- [Material for this task]:
====================
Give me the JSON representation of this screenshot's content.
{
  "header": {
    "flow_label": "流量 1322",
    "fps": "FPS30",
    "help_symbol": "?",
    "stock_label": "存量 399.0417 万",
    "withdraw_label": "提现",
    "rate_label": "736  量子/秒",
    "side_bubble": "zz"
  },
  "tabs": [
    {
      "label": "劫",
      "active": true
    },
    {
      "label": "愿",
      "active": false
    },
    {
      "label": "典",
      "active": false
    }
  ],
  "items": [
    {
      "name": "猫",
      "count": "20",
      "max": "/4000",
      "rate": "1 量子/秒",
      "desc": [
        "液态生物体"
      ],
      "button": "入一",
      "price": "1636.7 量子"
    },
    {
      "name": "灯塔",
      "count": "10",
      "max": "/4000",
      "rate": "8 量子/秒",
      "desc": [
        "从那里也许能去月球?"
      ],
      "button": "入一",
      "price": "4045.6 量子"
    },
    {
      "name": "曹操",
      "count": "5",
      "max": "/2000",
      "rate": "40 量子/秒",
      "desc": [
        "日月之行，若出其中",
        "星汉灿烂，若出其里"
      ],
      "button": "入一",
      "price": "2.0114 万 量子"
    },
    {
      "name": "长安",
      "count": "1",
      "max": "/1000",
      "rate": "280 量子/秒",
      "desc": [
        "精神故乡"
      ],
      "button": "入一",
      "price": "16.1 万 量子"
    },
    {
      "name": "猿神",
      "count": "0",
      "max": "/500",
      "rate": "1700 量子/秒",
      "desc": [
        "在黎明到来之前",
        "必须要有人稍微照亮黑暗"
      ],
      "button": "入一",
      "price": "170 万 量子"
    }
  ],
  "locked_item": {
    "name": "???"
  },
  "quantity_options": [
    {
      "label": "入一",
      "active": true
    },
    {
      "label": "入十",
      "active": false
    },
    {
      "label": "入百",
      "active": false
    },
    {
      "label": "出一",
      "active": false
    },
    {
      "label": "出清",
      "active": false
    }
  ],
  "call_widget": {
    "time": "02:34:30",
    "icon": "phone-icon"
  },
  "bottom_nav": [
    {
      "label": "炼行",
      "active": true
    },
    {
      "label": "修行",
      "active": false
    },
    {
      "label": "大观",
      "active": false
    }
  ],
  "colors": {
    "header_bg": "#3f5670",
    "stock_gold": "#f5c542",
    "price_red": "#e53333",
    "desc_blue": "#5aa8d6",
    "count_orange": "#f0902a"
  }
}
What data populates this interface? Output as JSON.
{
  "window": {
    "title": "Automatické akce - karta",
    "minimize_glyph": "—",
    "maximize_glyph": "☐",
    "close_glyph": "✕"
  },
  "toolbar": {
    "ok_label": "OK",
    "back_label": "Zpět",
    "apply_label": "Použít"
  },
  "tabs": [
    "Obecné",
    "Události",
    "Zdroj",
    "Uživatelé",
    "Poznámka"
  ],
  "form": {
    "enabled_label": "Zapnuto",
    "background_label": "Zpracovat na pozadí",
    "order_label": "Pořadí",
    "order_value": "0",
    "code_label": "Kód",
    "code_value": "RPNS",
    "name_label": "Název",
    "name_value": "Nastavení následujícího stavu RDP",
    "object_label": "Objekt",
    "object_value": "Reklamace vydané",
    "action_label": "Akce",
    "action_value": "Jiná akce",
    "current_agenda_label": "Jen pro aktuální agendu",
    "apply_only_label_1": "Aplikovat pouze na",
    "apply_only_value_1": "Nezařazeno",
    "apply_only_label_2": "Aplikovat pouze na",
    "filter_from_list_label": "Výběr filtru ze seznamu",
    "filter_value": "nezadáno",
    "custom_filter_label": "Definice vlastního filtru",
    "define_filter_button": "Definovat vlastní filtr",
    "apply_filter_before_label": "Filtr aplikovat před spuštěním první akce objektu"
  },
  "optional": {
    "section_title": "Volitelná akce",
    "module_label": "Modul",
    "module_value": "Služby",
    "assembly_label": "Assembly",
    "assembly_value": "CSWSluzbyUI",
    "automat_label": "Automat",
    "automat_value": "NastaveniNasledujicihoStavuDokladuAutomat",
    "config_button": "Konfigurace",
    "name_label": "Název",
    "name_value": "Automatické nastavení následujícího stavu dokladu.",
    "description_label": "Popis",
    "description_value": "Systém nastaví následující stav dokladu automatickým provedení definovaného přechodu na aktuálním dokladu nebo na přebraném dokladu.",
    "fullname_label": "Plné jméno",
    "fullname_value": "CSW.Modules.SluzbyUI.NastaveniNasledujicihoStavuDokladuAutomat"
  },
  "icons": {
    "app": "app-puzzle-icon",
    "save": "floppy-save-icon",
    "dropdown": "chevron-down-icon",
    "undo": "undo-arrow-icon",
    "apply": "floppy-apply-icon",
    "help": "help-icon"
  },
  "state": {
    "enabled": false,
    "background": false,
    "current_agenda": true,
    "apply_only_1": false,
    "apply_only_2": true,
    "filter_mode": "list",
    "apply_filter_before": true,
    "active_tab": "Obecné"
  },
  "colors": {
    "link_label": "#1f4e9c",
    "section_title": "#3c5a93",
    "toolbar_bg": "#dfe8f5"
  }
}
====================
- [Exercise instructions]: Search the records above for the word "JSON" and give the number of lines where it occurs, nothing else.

- [Result of the task]: 2